INPUT MATERIAL section start
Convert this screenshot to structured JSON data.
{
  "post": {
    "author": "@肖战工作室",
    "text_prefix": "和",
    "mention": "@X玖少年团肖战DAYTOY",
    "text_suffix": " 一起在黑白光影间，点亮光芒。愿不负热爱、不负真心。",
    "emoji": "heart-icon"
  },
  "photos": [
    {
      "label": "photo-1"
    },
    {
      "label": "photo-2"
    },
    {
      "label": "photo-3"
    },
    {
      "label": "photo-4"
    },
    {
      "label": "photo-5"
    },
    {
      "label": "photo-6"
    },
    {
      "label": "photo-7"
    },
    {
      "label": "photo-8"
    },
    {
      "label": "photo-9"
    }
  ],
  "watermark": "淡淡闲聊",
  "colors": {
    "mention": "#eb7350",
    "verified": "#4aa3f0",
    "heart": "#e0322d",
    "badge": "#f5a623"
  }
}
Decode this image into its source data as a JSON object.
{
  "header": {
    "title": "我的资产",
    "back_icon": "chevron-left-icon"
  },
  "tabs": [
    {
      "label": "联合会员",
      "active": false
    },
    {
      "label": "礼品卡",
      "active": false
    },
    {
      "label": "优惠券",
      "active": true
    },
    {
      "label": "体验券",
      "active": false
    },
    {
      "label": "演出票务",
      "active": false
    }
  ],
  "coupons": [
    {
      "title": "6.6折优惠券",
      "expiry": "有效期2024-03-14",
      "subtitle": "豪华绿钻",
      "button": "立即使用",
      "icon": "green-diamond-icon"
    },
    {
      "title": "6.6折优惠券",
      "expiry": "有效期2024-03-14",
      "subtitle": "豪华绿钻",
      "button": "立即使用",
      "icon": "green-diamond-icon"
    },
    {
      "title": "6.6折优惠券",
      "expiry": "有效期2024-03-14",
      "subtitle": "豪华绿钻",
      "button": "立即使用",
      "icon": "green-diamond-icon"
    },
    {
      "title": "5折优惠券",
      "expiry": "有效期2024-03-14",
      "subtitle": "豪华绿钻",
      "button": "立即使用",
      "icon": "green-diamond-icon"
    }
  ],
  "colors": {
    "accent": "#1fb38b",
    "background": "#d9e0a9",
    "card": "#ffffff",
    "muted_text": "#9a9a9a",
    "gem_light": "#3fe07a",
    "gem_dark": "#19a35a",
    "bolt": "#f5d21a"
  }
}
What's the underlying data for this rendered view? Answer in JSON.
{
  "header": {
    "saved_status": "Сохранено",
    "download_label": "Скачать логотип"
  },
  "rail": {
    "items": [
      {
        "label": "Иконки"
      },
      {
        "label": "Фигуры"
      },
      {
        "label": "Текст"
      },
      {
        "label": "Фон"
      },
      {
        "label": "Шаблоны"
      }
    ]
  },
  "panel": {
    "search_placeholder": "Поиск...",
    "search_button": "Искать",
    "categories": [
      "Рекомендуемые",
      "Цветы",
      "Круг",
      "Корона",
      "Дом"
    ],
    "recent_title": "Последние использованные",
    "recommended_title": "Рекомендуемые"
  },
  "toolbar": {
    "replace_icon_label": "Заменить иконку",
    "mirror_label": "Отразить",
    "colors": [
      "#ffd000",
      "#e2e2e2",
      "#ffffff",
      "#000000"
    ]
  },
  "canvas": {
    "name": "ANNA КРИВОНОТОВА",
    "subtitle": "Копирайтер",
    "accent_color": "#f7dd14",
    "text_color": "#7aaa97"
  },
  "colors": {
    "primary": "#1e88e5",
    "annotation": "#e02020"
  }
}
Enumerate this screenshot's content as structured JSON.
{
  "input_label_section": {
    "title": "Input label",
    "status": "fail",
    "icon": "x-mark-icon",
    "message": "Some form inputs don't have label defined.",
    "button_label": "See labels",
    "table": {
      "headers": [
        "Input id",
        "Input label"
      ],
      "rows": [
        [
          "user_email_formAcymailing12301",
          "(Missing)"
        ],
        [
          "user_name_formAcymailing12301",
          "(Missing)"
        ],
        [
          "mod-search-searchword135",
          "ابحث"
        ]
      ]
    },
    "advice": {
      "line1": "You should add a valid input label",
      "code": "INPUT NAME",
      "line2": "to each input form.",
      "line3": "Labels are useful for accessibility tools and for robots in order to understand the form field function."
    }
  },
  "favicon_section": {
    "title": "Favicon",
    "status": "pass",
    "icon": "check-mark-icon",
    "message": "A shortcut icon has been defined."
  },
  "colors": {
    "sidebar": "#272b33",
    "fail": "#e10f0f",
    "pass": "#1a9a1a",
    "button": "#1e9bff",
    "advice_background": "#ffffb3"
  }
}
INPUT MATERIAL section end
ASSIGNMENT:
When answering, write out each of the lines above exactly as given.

ANSWER TO THE PROBLEM:
Convert this screenshot to structured JSON data.
{
  "post": {
    "author": "@肖战工作室",
    "text_prefix": "和",
    "mention": "@X玖少年团肖战DAYTOY",
    "text_suffix": " 一起在黑白光影间，点亮光芒。愿不负热爱、不负真心。",
    "emoji": "heart-icon"
  },
  "photos": [
    {
      "label": "photo-1"
    },
    {
      "label": "photo-2"
    },
    {
      "label": "photo-3"
    },
    {
      "label": "photo-4"
    },
    {
      "label": "photo-5"
    },
    {
      "label": "photo-6"
    },
    {
      "label": "photo-7"
    },
    {
      "label": "photo-8"
    },
    {
      "label": "photo-9"
    }
  ],
  "watermark": "淡淡闲聊",
  "colors": {
    "mention": "#eb7350",
    "verified": "#4aa3f0",
    "heart": "#e0322d",
    "badge": "#f5a623"
  }
}
Decode this image into its source data as a JSON object.
{
  "header": {
    "title": "我的资产",
    "back_icon": "chevron-left-icon"
  },
  "tabs": [
    {
      "label": "联合会员",
      "active": false
    },
    {
      "label": "礼品卡",
      "active": false
    },
    {
      "label": "优惠券",
      "active": true
    },
    {
      "label": "体验券",
      "active": false
    },
    {
      "label": "演出票务",
      "active": false
    }
  ],
  "coupons": [
    {
      "title": "6.6折优惠券",
      "expiry": "有效期2024-03-14",
      "subtitle": "豪华绿钻",
      "button": "立即使用",
      "icon": "green-diamond-icon"
    },
    {
      "title": "6.6折优惠券",
      "expiry": "有效期2024-03-14",
      "subtitle": "豪华绿钻",
      "button": "立即使用",
      "icon": "green-diamond-icon"
    },
    {
      "title": "6.6折优惠券",
      "expiry": "有效期2024-03-14",
      "subtitle": "豪华绿钻",
      "button": "立即使用",
      "icon": "green-diamond-icon"
    },
    {
      "title": "5折优惠券",
      "expiry": "有效期2024-03-14",
      "subtitle": "豪华绿钻",
      "button": "立即使用",
      "icon": "green-diamond-icon"
    }
  ],
  "colors": {
    "accent": "#1fb38b",
    "background": "#d9e0a9",
    "card": "#ffffff",
    "muted_text": "#9a9a9a",
    "gem_light": "#3fe07a",
    "gem_dark": "#19a35a",
    "bolt": "#f5d21a"
  }
}
What's the underlying data for this rendered view? Answer in JSON.
{
  "header": {
    "saved_status": "Сохранено",
    "download_label": "Скачать логотип"
  },
  "rail": {
    "items": [
      {
        "label": "Иконки"
      },
      {
        "label": "Фигуры"
      },
      {
        "label": "Текст"
      },
      {
        "label": "Фон"
      },
      {
        "label": "Шаблоны"
      }
    ]
  },
  "panel": {
    "search_placeholder": "Поиск...",
    "search_button": "Искать",
    "categories": [
      "Рекомендуемые",
      "Цветы",
      "Круг",
      "Корона",
      "Дом"
    ],
    "recent_title": "Последние использованные",
    "recommended_title": "Рекомендуемые"
  },
  "toolbar": {
    "replace_icon_label": "Заменить иконку",
    "mirror_label": "Отразить",
    "colors": [
      "#ffd000",
      "#e2e2e2",
      "#ffffff",
      "#000000"
    ]
  },
  "canvas": {
    "name": "ANNA КРИВОНОТОВА",
    "subtitle": "Копирайтер",
    "accent_color": "#f7dd14",
    "text_color": "#7aaa97"
  },
  "colors": {
    "primary": "#1e88e5",
    "annotation": "#e02020"
  }
}
Enumerate this screenshot's content as structured JSON.
{
  "input_label_section": {
    "title": "Input label",
    "status": "fail",
    "icon": "x-mark-icon",
    "message": "Some form inputs don't have label defined.",
    "button_label": "See labels",
    "table": {
      "headers": [
        "Input id",
        "Input label"
      ],
      "rows": [
        [
          "user_email_formAcymailing12301",
          "(Missing)"
        ],
        [
          "user_name_formAcymailing12301",
          "(Missing)"
        ],
        [
          "mod-search-searchword135",
          "ابحث"
        ]
      ]
    },
    "advice": {
      "line1": "You should add a valid input label",
      "code": "INPUT NAME",
      "line2": "to each input form.",
      "line3": "Labels are useful for accessibility tools and for robots in order to understand the form field function."
    }
  },
  "favicon_section": {
    "title": "Favicon",
    "status": "pass",
    "icon": "check-mark-icon",
    "message": "A shortcut icon has been defined."
  },
  "colors": {
    "sidebar": "#272b33",
    "fail": "#e10f0f",
    "pass": "#1a9a1a",
    "button": "#1e9bff",
    "advice_background": "#ffffb3"
  }
}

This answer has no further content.